Filter the entries for the word "JSON". Copy each line in which it occurs.

(Data Opens)

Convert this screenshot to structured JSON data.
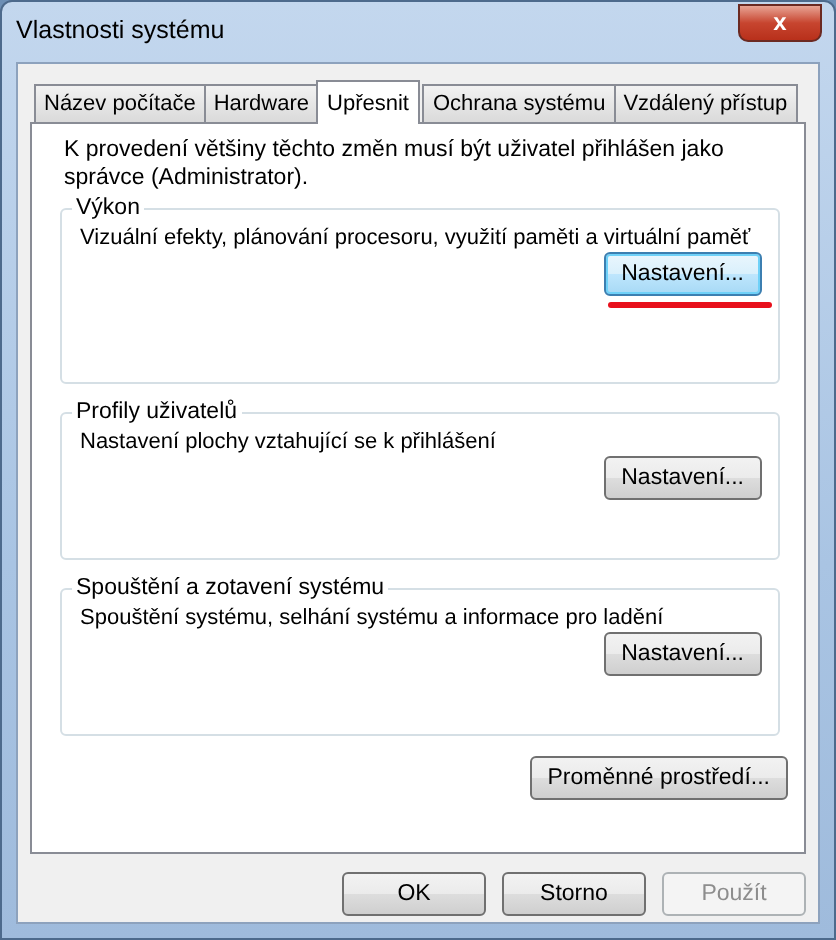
{
  "window": {
    "title": "Vlastnosti systému",
    "close_label": "x"
  },
  "tabs": [
    {
      "label": "Název počítače",
      "selected": false
    },
    {
      "label": "Hardware",
      "selected": false
    },
    {
      "label": "Upřesnit",
      "selected": true
    },
    {
      "label": "Ochrana systému",
      "selected": false
    },
    {
      "label": "Vzdálený přístup",
      "selected": false
    }
  ],
  "notice": "K provedení většiny těchto změn musí být uživatel přihlášen jako správce (Administrator).",
  "groups": [
    {
      "title": "Výkon",
      "description": "Vizuální efekty, plánování procesoru, využití paměti a virtuální paměť",
      "button": "Nastavení...",
      "focused": true,
      "underlined": true
    },
    {
      "title": "Profily uživatelů",
      "description": "Nastavení plochy vztahující se k přihlášení",
      "button": "Nastavení...",
      "focused": false,
      "underlined": false
    },
    {
      "title": "Spouštění a zotavení systému",
      "description": "Spouštění systému, selhání systému a informace pro ladění",
      "button": "Nastavení...",
      "focused": false,
      "underlined": false
    }
  ],
  "environment_button": "Proměnné prostředí...",
  "buttons": [
    {
      "label": "OK",
      "disabled": false
    },
    {
      "label": "Storno",
      "disabled": false
    },
    {
      "label": "Použít",
      "disabled": true
    }
  ]
}
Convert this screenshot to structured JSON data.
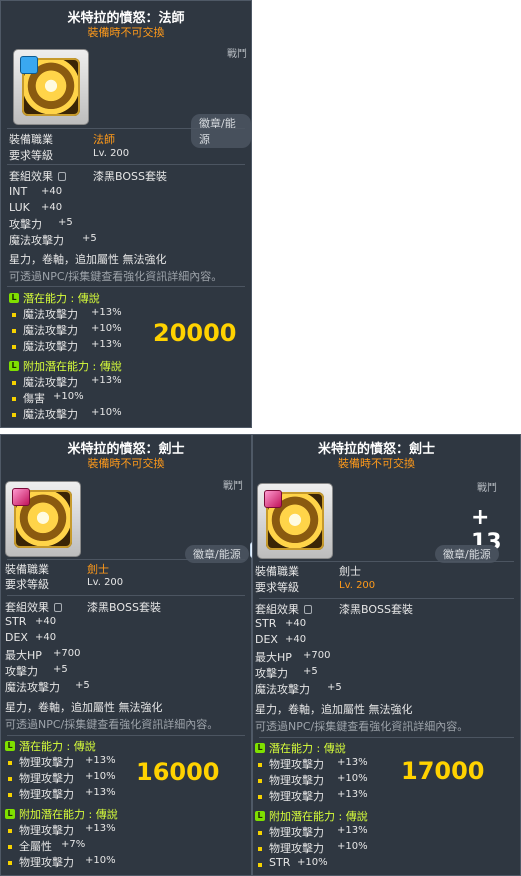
{
  "mage": {
    "title": "米特拉的憤怒：法師",
    "untradeable": "裝備時不可交換",
    "corner_text": "戰鬥",
    "button_label": "徽章/能源",
    "job_label": "裝備職業",
    "job_value": "法師",
    "req_label": "要求等級",
    "req_value": "Lv. 200",
    "set_label": "套組效果",
    "set_value": "漆黑BOSS套裝",
    "stats": [
      {
        "name": "INT",
        "value": "+40"
      },
      {
        "name": "LUK",
        "value": "+40"
      },
      {
        "name": "攻擊力",
        "value": "+5"
      },
      {
        "name": "魔法攻擊力",
        "value": "+5"
      }
    ],
    "enhance_line": "星力，卷軸，追加屬性 無法強化",
    "npc_line": "可透過NPC/採集鍵查看強化資訊詳細內容。",
    "potential_title": "潛在能力 : 傳說",
    "potential": [
      {
        "name": "魔法攻擊力",
        "value": "+13%"
      },
      {
        "name": "魔法攻擊力",
        "value": "+10%"
      },
      {
        "name": "魔法攻擊力",
        "value": "+13%"
      }
    ],
    "bonus_title": "附加潛在能力 : 傳說",
    "bonus": [
      {
        "name": "魔法攻擊力",
        "value": "+13%"
      },
      {
        "name": "傷害",
        "value": "+10%"
      },
      {
        "name": "魔法攻擊力",
        "value": "+10%"
      }
    ],
    "price": "20000"
  },
  "warrior1": {
    "title": "米特拉的憤怒：劍士",
    "untradeable": "裝備時不可交換",
    "corner_text": "戰鬥",
    "button_label": "徽章/能源",
    "job_label": "裝備職業",
    "job_value": "劍士",
    "req_label": "要求等級",
    "req_value": "Lv. 200",
    "set_label": "套組效果",
    "set_value": "漆黑BOSS套裝",
    "stats": [
      {
        "name": "STR",
        "value": "+40"
      },
      {
        "name": "DEX",
        "value": "+40"
      },
      {
        "name": "最大HP",
        "value": "+700"
      },
      {
        "name": "攻擊力",
        "value": "+5"
      },
      {
        "name": "魔法攻擊力",
        "value": "+5"
      }
    ],
    "enhance_line": "星力，卷軸，追加屬性 無法強化",
    "npc_line": "可透過NPC/採集鍵查看強化資訊詳細內容。",
    "potential_title": "潛在能力 : 傳說",
    "potential": [
      {
        "name": "物理攻擊力",
        "value": "+13%"
      },
      {
        "name": "物理攻擊力",
        "value": "+10%"
      },
      {
        "name": "物理攻擊力",
        "value": "+13%"
      }
    ],
    "bonus_title": "附加潛在能力 : 傳說",
    "bonus": [
      {
        "name": "物理攻擊力",
        "value": "+13%"
      },
      {
        "name": "全屬性",
        "value": "+7%"
      },
      {
        "name": "物理攻擊力",
        "value": "+10%"
      }
    ],
    "price": "16000"
  },
  "warrior2": {
    "title": "米特拉的憤怒：劍士",
    "untradeable": "裝備時不可交換",
    "corner_text": "戰鬥",
    "plus_text": "+ 13",
    "button_label": "徽章/能源",
    "job_label": "裝備職業",
    "job_value": "劍士",
    "req_label": "要求等級",
    "req_value": "Lv. 200",
    "set_label": "套組效果",
    "set_value": "漆黑BOSS套裝",
    "stats": [
      {
        "name": "STR",
        "value": "+40"
      },
      {
        "name": "DEX",
        "value": "+40"
      },
      {
        "name": "最大HP",
        "value": "+700"
      },
      {
        "name": "攻擊力",
        "value": "+5"
      },
      {
        "name": "魔法攻擊力",
        "value": "+5"
      }
    ],
    "enhance_line": "星力，卷軸，追加屬性 無法強化",
    "npc_line": "可透過NPC/採集鍵查看強化資訊詳細內容。",
    "potential_title": "潛在能力 : 傳說",
    "potential": [
      {
        "name": "物理攻擊力",
        "value": "+13%"
      },
      {
        "name": "物理攻擊力",
        "value": "+10%"
      },
      {
        "name": "物理攻擊力",
        "value": "+13%"
      }
    ],
    "bonus_title": "附加潛在能力 : 傳說",
    "bonus": [
      {
        "name": "物理攻擊力",
        "value": "+13%"
      },
      {
        "name": "物理攻擊力",
        "value": "+10%"
      },
      {
        "name": "STR",
        "value": "+10%"
      }
    ],
    "price": "17000"
  },
  "icons": {
    "emblem": "emblem-icon",
    "badge": "badge-icon",
    "lock": "lock-icon",
    "tier": "legendary-tier-icon"
  },
  "colors": {
    "panel_bg": "#2f3741",
    "highlight": "#ff9a1a",
    "tier_green": "#7fe000",
    "tier_title": "#d8ff3a",
    "price": "#ffd200"
  }
}
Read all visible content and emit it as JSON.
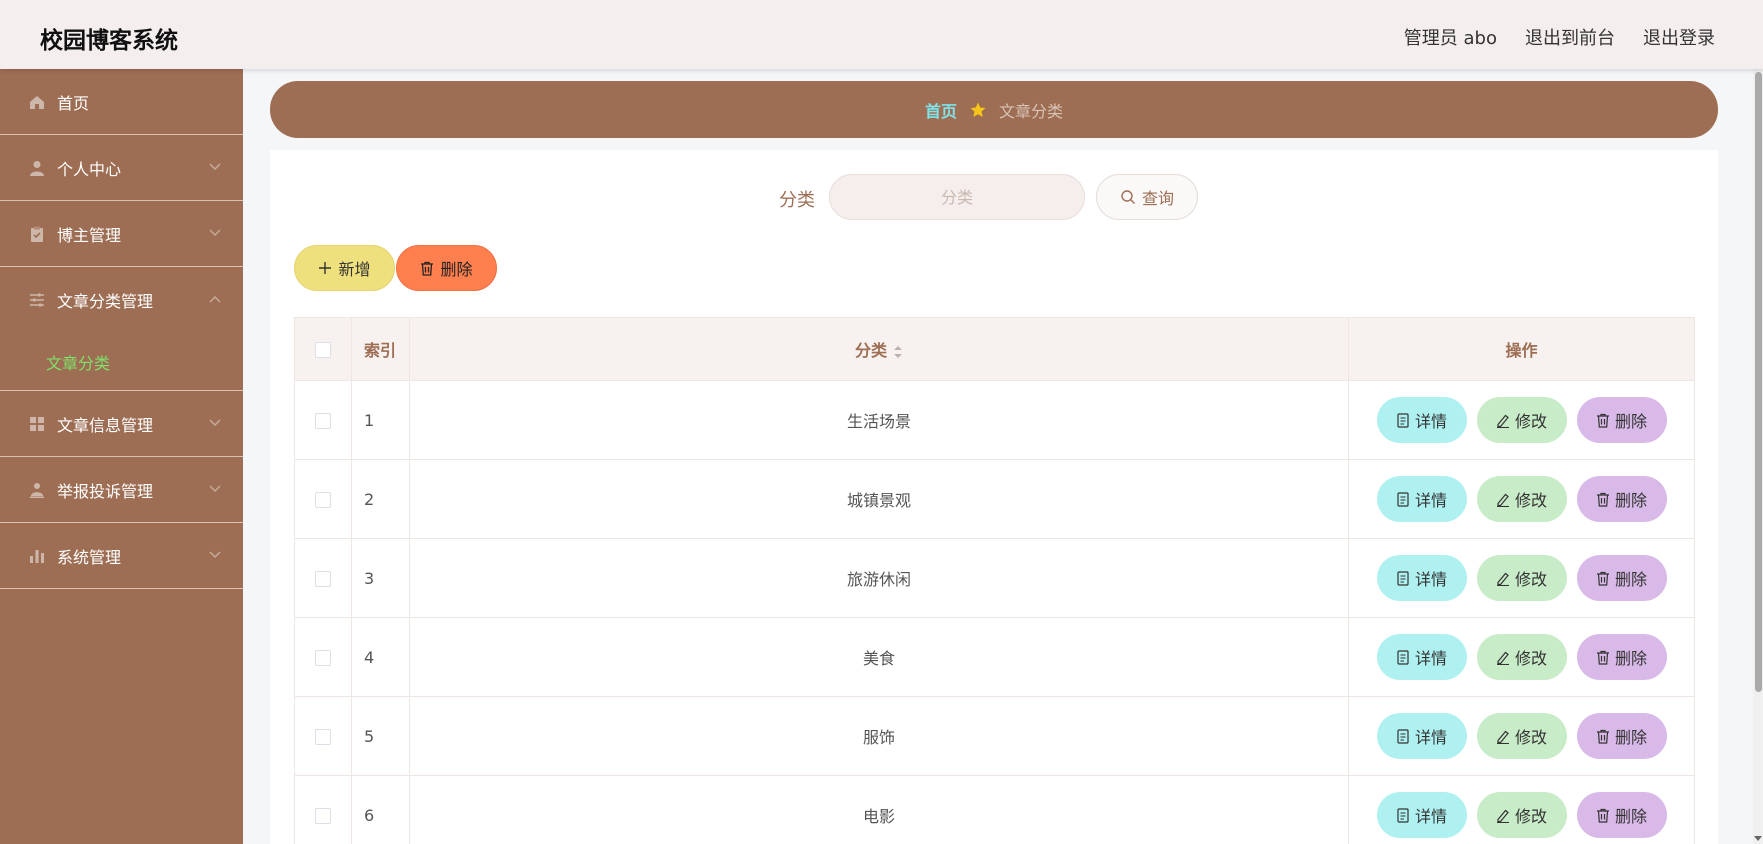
{
  "app": {
    "title": "校园博客系统"
  },
  "header": {
    "user": "管理员 abo",
    "to_front": "退出到前台",
    "logout": "退出登录"
  },
  "sidebar": {
    "items": [
      {
        "label": "首页",
        "icon": "home-icon"
      },
      {
        "label": "个人中心",
        "icon": "user-icon"
      },
      {
        "label": "博主管理",
        "icon": "clipboard-icon"
      },
      {
        "label": "文章分类管理",
        "icon": "sliders-icon",
        "sub": "文章分类"
      },
      {
        "label": "文章信息管理",
        "icon": "grid-icon"
      },
      {
        "label": "举报投诉管理",
        "icon": "person-icon"
      },
      {
        "label": "系统管理",
        "icon": "bar-chart-icon"
      }
    ]
  },
  "breadcrumb": {
    "home": "首页",
    "current": "文章分类"
  },
  "search": {
    "label": "分类",
    "placeholder": "分类",
    "button": "查询"
  },
  "toolbar": {
    "add": "新增",
    "delete": "删除"
  },
  "table": {
    "headers": {
      "index": "索引",
      "category": "分类",
      "ops": "操作"
    },
    "rows": [
      {
        "index": "1",
        "category": "生活场景"
      },
      {
        "index": "2",
        "category": "城镇景观"
      },
      {
        "index": "3",
        "category": "旅游休闲"
      },
      {
        "index": "4",
        "category": "美食"
      },
      {
        "index": "5",
        "category": "服饰"
      },
      {
        "index": "6",
        "category": "电影"
      }
    ],
    "ops": {
      "detail": "详情",
      "edit": "修改",
      "delete": "删除"
    }
  },
  "colors": {
    "brand": "#9e6e54",
    "active": "#7fe06a",
    "crumb_home": "#7fe3e8"
  }
}
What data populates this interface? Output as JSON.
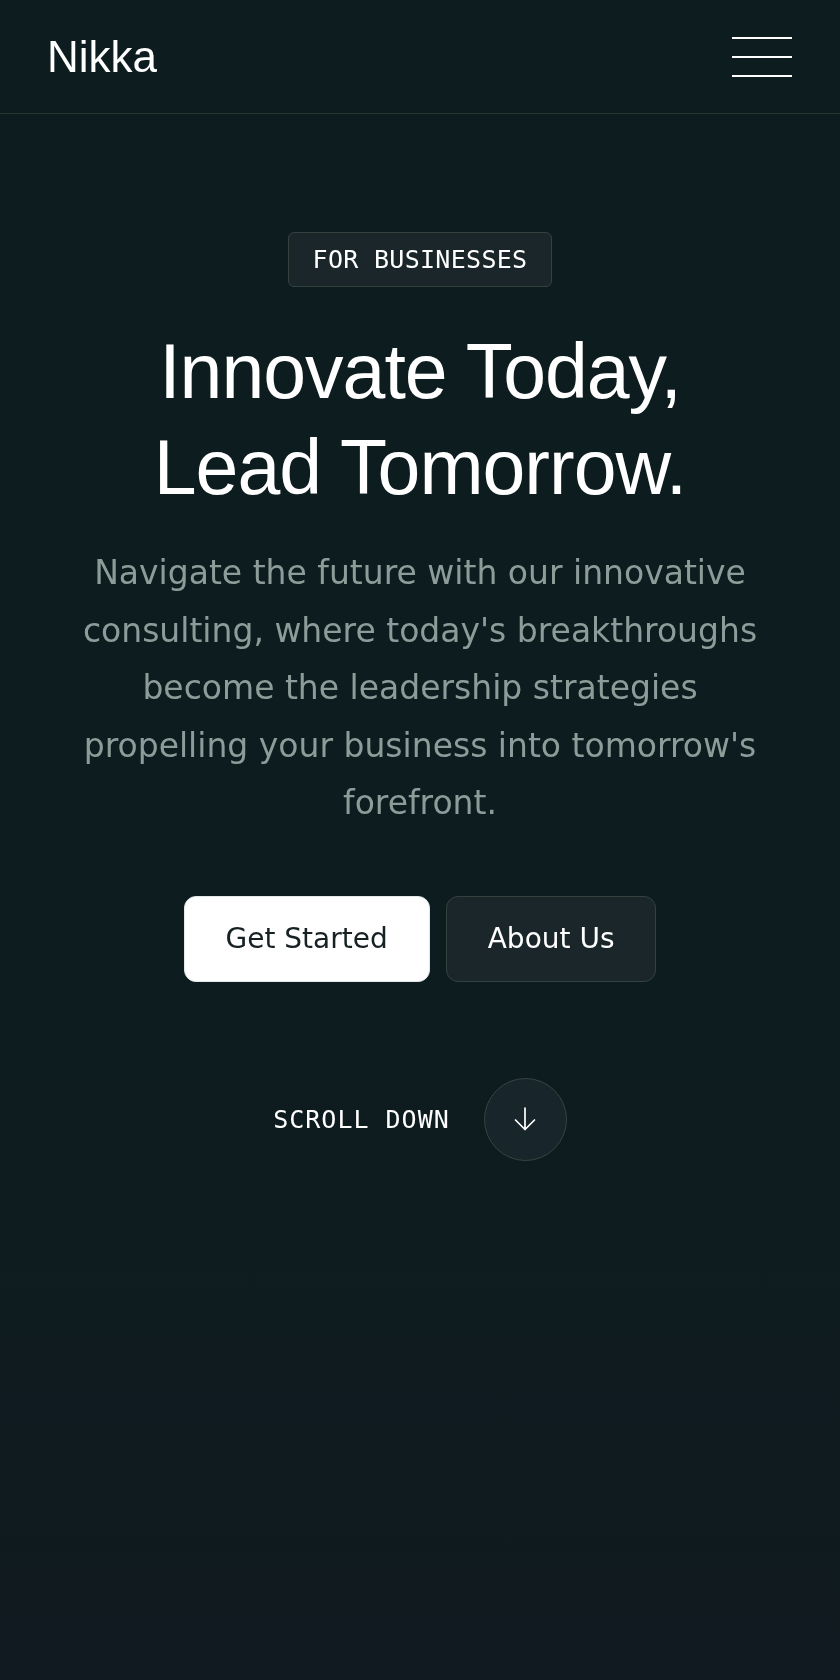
{
  "header": {
    "logo": "Nikka"
  },
  "hero": {
    "badge": "FOR BUSINESSES",
    "title": "Innovate Today, Lead Tomorrow.",
    "description": "Navigate the future with our innovative consulting, where today's breakthroughs become the leadership strategies propelling your business into tomorrow's forefront.",
    "buttons": [
      {
        "label": "Get Started",
        "kind": "primary"
      },
      {
        "label": "About Us",
        "kind": "secondary"
      }
    ],
    "scroll": {
      "label": "SCROLL DOWN"
    }
  }
}
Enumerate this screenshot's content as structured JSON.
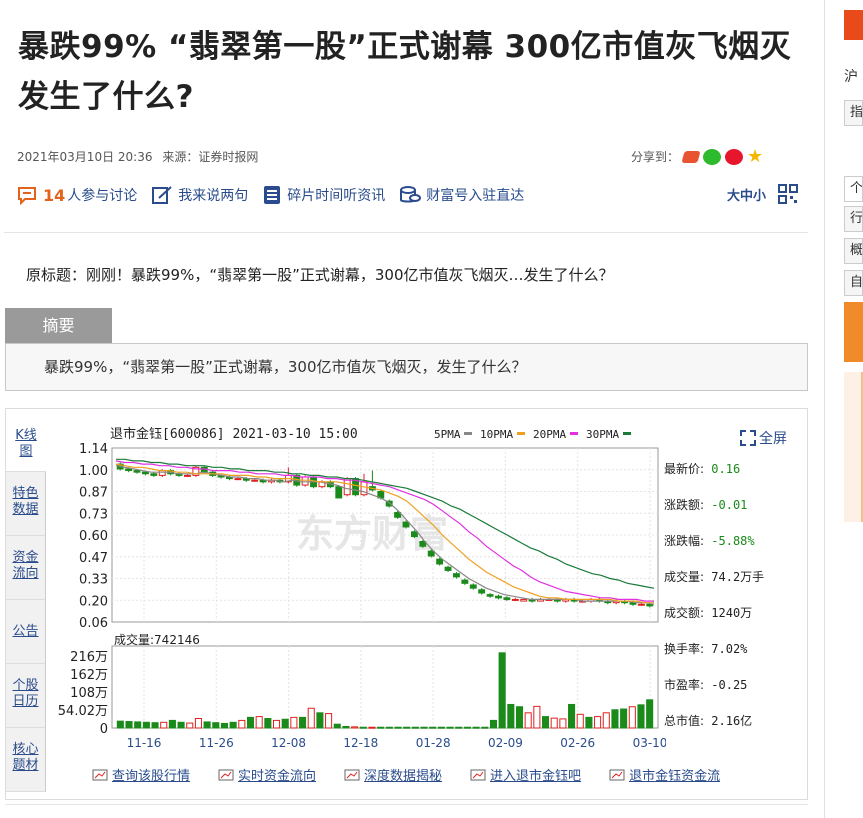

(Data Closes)

■ Completed exercise
Convert this screenshot to structured JSON data.
Convert this screenshot to structured JSON data.
Read all visible content and emit it as JSON.
What data populates this interface? Output as JSON.
Enumerate this screenshot's content as structured JSON.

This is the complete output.